Reality TV has finally reached glassblowing, and Tacoma is along for the ride.
A Tacoma glassblower will be competing on the new Netflix competition show, “Blown Away,” which premieres Friday on the subscription streaming service.
Edgar Valentine, 23, is one 10 glassblowers who are competing for a prize package worth $60,000.
Valentine started blowing glass at age 12 though the Hilltop Artists program at Jason Lee Middle School. He’s employed at the Tacoma Glassblowing Studio on South 23rd Street in Tacoma where he teaches beginning and intermediate glassblowing.
Despite his young age, Valentine had more experience than some of his competitors on “Blown Away.”
“People will say, ‘You’re too young’ but I’ve been doing it for 12 years,” he said in a phone interview on Friday. “It’s not about age, it’s about experience.”
He hopes the show will give both him and Tacoma exposure.
“Tacoma is a big city for glass but it’s not a big city,” Valentine said.
Currently, he’s a student at the prestigious Pilchuck Glass School in Stanwood. The school was founded in 1971 by Tacoma native and artist Dale Chihuly.
Glassblowing continues to fascinate Valentine because of the work and, as he called it, the hippie lifestyle.
“I like the molteness of it,” he said. “How viscous it is. It’s really satisfying.”
After Jason Lee, Valentine attended Tacoma’s School of the Arts and after school, blew glass at Wilson High School and helped out at Jason Lee.
The show was shot in Toronto in October and November. Valentine described the production as a mixture of reality and orchestrated drama. There are a lot of perfectly captured glass shattering moments — a relatively uncommon occurrence in the glassblowing world.
“Definitely some parts were made up. It was a movie set, pretty much,” he said. “But, they did capture really good moments. They were looking for a lot of activity and glass breaking for sure.”

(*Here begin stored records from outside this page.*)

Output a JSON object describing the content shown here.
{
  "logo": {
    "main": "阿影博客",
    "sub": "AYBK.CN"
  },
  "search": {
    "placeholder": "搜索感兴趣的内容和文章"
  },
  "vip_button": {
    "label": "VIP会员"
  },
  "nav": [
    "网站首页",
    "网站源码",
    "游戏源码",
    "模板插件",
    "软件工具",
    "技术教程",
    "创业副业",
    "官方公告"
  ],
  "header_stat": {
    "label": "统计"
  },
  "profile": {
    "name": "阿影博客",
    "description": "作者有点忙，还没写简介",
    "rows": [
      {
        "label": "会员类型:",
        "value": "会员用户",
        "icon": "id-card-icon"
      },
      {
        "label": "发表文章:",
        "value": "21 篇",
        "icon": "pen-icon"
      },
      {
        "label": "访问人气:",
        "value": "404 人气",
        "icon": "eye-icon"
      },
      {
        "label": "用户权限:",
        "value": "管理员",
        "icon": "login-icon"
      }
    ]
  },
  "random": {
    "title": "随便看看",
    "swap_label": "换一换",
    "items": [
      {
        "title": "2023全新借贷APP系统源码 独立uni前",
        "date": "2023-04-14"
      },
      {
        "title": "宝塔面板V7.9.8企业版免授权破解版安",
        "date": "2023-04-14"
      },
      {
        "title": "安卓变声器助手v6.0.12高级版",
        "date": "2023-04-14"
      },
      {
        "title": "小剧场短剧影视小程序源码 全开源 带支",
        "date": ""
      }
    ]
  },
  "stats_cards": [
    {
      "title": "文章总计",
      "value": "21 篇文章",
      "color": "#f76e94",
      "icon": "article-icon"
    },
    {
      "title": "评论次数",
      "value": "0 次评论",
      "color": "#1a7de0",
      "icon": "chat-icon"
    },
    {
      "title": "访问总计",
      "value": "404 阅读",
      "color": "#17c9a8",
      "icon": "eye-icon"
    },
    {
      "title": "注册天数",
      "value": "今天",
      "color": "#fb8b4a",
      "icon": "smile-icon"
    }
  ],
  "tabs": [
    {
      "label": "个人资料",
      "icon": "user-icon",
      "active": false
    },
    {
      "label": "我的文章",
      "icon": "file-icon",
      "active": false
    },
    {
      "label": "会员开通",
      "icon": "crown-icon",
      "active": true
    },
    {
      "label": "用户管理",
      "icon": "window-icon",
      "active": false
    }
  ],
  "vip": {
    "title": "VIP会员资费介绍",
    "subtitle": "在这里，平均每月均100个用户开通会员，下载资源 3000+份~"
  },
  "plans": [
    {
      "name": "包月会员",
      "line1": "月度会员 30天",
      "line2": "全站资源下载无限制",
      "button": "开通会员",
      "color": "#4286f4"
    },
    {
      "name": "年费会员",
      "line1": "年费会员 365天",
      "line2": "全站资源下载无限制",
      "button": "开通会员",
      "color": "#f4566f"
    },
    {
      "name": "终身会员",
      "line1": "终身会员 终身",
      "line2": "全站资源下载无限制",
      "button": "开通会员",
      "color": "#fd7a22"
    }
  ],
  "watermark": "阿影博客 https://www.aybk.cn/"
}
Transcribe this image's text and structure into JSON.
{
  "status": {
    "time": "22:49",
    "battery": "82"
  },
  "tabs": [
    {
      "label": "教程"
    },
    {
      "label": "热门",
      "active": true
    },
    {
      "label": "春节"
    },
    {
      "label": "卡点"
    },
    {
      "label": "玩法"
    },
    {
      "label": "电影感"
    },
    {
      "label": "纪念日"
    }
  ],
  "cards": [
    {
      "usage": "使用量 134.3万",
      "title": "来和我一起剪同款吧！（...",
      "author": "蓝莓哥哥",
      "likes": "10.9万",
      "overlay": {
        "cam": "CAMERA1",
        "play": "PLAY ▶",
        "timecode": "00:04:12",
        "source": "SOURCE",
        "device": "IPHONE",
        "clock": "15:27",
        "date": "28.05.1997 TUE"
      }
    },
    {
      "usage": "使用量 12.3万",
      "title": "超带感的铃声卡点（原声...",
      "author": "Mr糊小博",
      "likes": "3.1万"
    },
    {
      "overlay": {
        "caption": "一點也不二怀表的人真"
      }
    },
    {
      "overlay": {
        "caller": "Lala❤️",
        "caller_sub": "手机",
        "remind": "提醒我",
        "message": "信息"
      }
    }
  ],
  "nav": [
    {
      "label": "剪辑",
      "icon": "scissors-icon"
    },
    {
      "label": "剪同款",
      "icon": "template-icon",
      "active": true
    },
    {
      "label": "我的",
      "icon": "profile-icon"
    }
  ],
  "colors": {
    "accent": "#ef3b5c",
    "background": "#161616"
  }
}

Still, he calls it an accurate representation of what happened over the two months.
“Blown Away” operates in the classic reality show format: One glassblower is eliminated in each episode until only the winner is left. The top prize includes a week-long residency at the Corning Museum of Glass in New York.
Art is a highly subjective world. Valentine said there wasn’t much of a competition on the show, more of a conversation. The glassblowing world is a small one, he said.

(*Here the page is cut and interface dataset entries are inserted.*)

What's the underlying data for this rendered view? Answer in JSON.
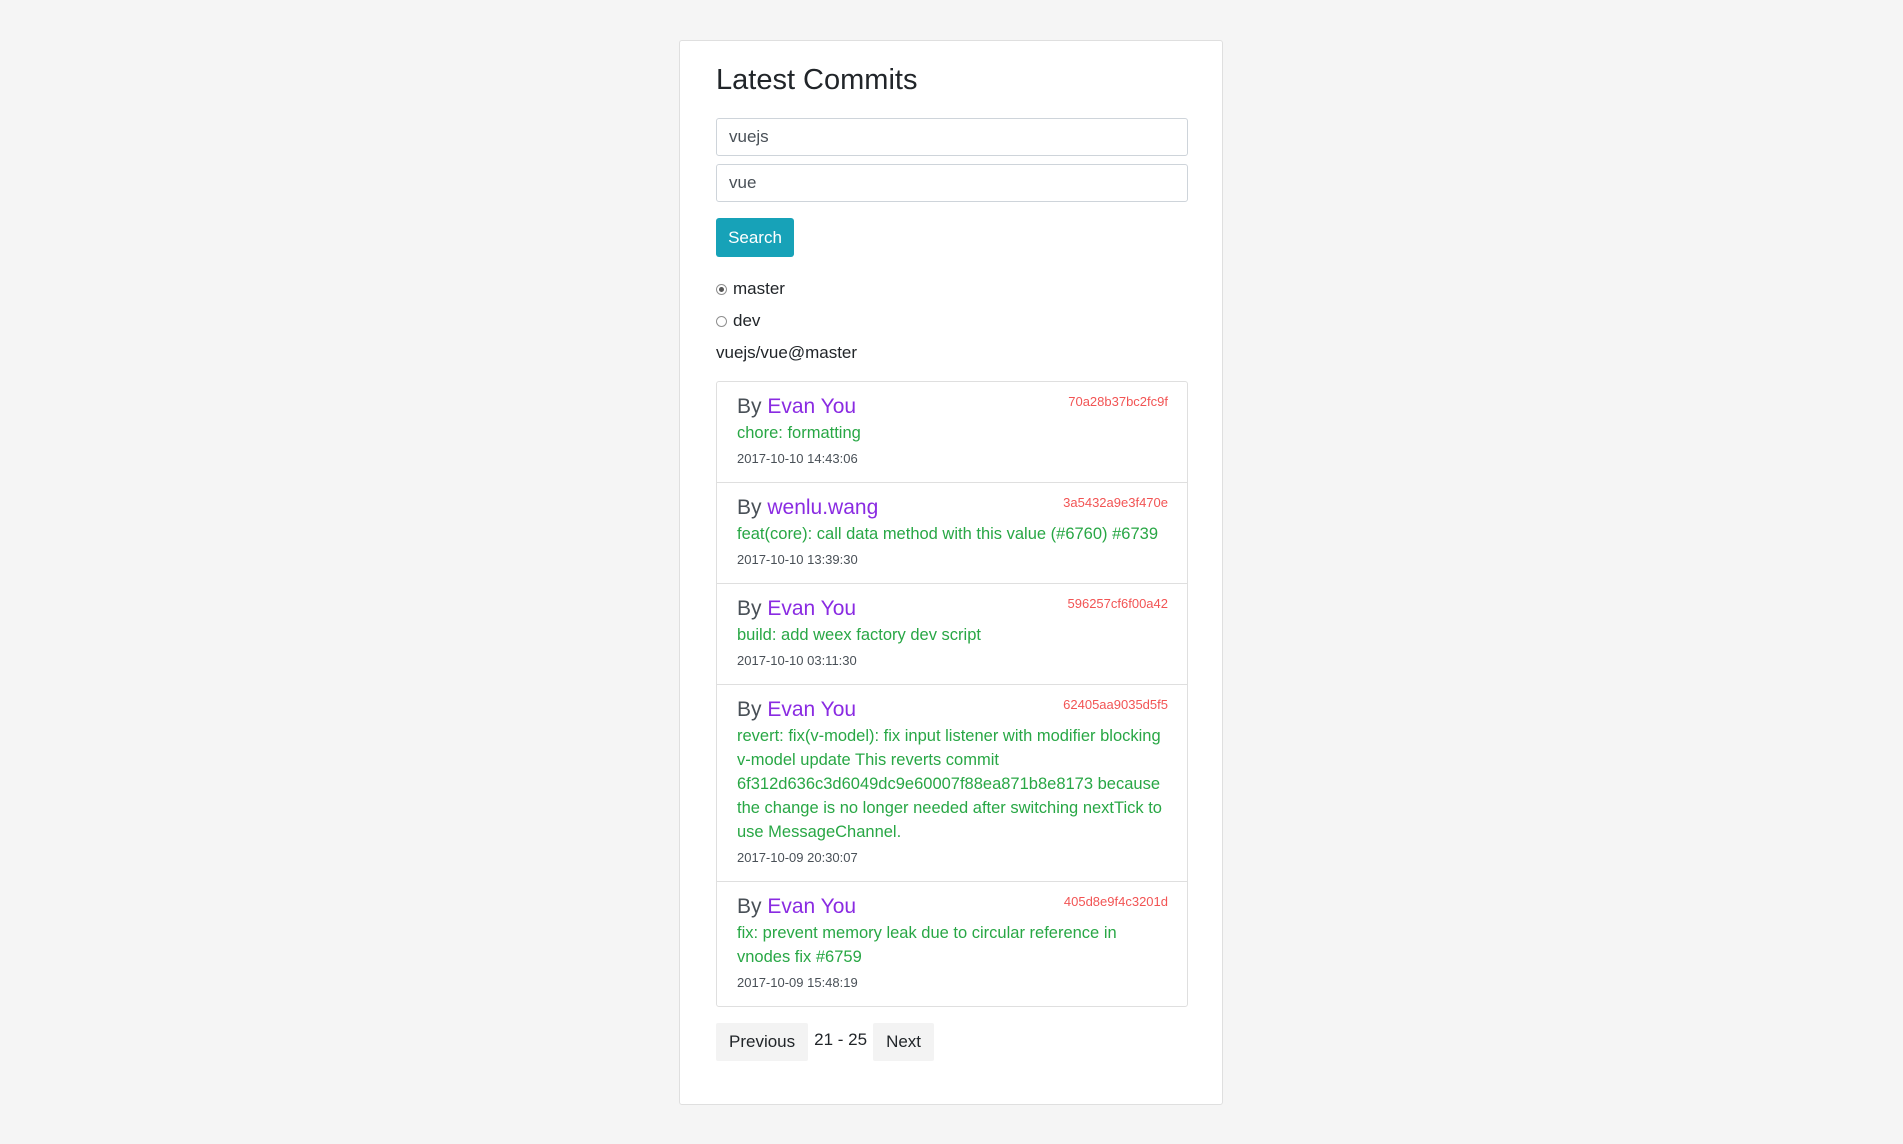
{
  "header": {
    "title": "Latest Commits"
  },
  "search": {
    "owner_value": "vuejs",
    "repo_value": "vue",
    "button_label": "Search"
  },
  "branches": {
    "options": [
      {
        "label": "master",
        "checked": true
      },
      {
        "label": "dev",
        "checked": false
      }
    ],
    "current": "vuejs/vue@master"
  },
  "commits": {
    "by_prefix": "By ",
    "items": [
      {
        "author": "Evan You",
        "sha": "70a28b37bc2fc9f",
        "message": "chore: formatting",
        "date": "2017-10-10 14:43:06"
      },
      {
        "author": "wenlu.wang",
        "sha": "3a5432a9e3f470e",
        "message": "feat(core): call data method with this value (#6760) #6739",
        "date": "2017-10-10 13:39:30"
      },
      {
        "author": "Evan You",
        "sha": "596257cf6f00a42",
        "message": "build: add weex factory dev script",
        "date": "2017-10-10 03:11:30"
      },
      {
        "author": "Evan You",
        "sha": "62405aa9035d5f5",
        "message": "revert: fix(v-model): fix input listener with modifier blocking v-model update This reverts commit 6f312d636c3d6049dc9e60007f88ea871b8e8173 because the change is no longer needed after switching nextTick to use MessageChannel.",
        "date": "2017-10-09 20:30:07"
      },
      {
        "author": "Evan You",
        "sha": "405d8e9f4c3201d",
        "message": "fix: prevent memory leak due to circular reference in vnodes fix #6759",
        "date": "2017-10-09 15:48:19"
      }
    ]
  },
  "pagination": {
    "prev_label": "Previous",
    "range": "21 - 25",
    "next_label": "Next"
  },
  "colors": {
    "accent": "#17a2b8",
    "author": "#8a2be2",
    "sha": "#f25454",
    "message": "#28a745"
  }
}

“You don’t want to be that (jerk) on TV because other people will see you,” he said.
In his personal work, Valentine is making glass African tribal masks and what he calls “open mind jars” with human faces.
“I give them a name and a little back story,” he said.

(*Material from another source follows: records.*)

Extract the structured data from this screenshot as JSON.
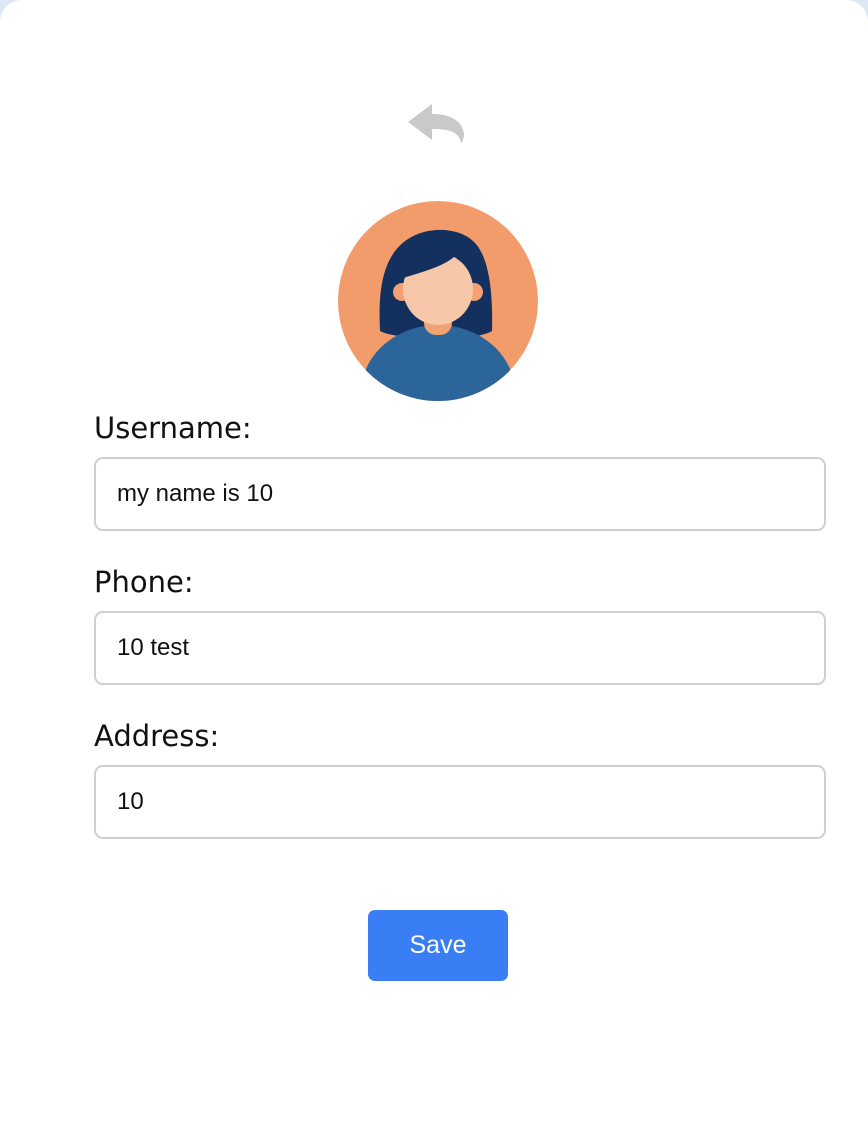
{
  "header": {
    "back_icon": "reply-arrow-icon"
  },
  "avatar": {
    "icon": "female-user-avatar",
    "colors": {
      "background": "#f29c6c",
      "hair": "#13305f",
      "skin": "#f7c7a9",
      "ear": "#f2a173",
      "shirt": "#2b6599"
    }
  },
  "form": {
    "fields": [
      {
        "label": "Username:",
        "value": "my name is 10"
      },
      {
        "label": "Phone:",
        "value": "10 test"
      },
      {
        "label": "Address:",
        "value": "10"
      }
    ],
    "save_label": "Save"
  },
  "colors": {
    "accent": "#3a7ef6",
    "icon_gray": "#c9c9c9",
    "input_border": "#cfcfcf"
  }
}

He also sells his work in the gallery at Tacoma Glassblowing Studio.
Gray will be a visiting artist at the Museum of Glass in Tacoma July 17-20.